▼

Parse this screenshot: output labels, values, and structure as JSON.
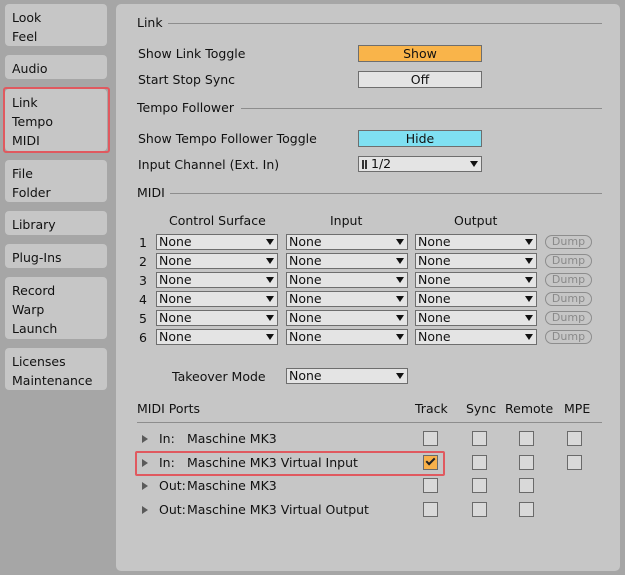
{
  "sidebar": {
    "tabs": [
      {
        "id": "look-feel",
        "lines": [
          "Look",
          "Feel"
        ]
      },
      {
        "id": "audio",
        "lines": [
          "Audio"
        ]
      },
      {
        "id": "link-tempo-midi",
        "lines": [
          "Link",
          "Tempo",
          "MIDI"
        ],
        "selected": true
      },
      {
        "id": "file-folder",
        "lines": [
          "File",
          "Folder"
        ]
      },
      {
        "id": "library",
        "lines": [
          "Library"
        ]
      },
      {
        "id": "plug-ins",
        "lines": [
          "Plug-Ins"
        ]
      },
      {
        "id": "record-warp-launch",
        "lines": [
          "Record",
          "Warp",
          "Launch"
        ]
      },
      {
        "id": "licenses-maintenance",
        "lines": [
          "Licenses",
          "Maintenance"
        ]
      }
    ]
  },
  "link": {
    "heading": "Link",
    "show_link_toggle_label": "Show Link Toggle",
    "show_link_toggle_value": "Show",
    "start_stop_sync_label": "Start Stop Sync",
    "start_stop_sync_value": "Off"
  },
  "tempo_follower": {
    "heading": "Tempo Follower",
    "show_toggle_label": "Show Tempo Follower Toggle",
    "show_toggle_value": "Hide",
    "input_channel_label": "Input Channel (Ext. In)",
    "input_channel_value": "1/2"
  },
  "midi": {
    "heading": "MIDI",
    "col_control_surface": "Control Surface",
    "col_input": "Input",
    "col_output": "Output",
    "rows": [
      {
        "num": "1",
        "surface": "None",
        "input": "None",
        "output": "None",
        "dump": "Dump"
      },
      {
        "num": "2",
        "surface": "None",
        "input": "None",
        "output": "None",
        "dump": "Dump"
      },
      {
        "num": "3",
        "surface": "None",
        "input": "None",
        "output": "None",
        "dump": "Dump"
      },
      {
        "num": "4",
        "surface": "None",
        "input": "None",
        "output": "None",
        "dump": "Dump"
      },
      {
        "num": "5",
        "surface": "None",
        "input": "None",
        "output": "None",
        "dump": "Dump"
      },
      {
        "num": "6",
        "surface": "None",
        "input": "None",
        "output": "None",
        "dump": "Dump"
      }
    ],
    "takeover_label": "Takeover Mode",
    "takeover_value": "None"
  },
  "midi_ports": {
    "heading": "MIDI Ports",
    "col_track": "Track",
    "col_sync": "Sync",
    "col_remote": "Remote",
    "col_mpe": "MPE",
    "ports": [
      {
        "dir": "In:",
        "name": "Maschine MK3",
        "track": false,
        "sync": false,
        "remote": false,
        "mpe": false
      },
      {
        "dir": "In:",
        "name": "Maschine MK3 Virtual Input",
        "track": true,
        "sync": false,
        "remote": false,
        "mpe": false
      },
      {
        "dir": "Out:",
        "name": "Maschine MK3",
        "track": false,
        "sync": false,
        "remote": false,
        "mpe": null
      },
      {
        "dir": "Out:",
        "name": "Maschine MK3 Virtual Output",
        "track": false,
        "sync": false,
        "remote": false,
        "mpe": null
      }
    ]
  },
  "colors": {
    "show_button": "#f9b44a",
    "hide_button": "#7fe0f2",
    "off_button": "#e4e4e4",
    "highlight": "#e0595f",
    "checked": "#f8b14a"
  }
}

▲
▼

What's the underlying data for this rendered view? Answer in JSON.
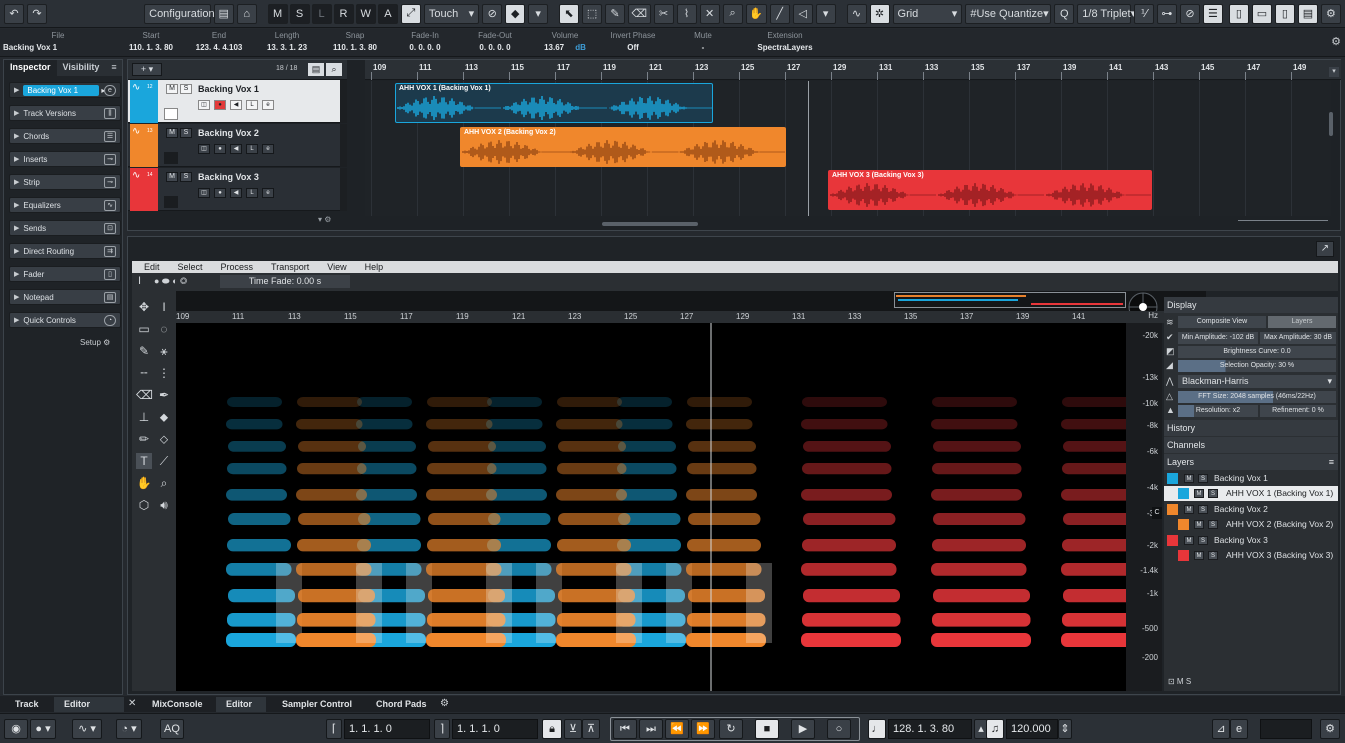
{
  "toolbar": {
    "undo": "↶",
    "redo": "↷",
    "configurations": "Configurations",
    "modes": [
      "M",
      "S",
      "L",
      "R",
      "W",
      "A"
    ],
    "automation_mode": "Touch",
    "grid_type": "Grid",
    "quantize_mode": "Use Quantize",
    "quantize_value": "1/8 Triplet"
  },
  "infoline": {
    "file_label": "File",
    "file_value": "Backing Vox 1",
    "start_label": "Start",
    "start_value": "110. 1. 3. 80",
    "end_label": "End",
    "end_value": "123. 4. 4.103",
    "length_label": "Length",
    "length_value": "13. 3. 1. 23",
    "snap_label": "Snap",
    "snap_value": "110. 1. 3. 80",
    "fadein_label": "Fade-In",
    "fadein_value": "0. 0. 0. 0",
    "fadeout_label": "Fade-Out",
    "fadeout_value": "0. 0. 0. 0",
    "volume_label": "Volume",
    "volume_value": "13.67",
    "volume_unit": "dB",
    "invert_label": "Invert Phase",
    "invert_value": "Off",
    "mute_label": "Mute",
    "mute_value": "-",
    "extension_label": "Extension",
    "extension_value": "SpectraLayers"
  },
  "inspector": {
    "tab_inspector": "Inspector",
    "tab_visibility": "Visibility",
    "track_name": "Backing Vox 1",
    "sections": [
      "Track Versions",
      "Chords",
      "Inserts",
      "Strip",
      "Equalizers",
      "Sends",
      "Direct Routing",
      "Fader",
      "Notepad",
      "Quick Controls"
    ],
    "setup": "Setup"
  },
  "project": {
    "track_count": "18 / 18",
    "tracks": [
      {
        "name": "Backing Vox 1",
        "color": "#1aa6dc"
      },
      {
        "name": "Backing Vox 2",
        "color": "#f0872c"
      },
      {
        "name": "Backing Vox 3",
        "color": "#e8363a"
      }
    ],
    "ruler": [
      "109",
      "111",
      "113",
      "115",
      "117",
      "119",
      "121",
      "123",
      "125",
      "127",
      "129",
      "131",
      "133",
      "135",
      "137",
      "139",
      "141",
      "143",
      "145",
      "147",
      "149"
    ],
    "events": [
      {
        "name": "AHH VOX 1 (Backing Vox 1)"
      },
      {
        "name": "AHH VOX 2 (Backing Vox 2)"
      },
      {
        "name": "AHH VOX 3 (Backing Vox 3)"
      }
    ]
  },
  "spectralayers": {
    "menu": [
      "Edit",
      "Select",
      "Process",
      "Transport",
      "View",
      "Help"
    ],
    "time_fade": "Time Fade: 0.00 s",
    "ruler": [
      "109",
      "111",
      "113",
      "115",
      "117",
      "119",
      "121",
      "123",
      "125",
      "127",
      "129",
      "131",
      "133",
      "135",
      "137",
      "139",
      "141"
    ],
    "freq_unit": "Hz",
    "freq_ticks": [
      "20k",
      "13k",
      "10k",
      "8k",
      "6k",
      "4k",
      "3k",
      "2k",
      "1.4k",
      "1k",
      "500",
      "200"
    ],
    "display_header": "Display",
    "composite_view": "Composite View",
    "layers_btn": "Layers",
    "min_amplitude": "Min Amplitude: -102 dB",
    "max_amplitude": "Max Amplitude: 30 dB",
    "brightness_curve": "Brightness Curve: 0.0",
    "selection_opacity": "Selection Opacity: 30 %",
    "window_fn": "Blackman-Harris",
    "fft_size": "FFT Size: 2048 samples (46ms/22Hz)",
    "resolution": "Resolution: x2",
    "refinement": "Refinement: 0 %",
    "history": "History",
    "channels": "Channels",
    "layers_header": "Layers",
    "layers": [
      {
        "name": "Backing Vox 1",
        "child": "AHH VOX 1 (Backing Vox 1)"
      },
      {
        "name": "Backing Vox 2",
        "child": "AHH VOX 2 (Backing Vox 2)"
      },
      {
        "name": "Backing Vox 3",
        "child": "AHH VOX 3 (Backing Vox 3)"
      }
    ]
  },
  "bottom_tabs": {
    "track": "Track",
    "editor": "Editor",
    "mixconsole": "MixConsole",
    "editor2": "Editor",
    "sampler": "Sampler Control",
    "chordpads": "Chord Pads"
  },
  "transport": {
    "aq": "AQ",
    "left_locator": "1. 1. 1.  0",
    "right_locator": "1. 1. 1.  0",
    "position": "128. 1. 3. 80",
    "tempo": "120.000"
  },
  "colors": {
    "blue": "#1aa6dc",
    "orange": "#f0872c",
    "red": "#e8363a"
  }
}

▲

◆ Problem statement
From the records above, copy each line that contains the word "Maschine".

◆ Exercise answer
        "name": "Maschine MK3",
        "name": "Maschine MK3 Virtual Input",
        "name": "Maschine MK3",
        "name": "Maschine MK3 Virtual Output",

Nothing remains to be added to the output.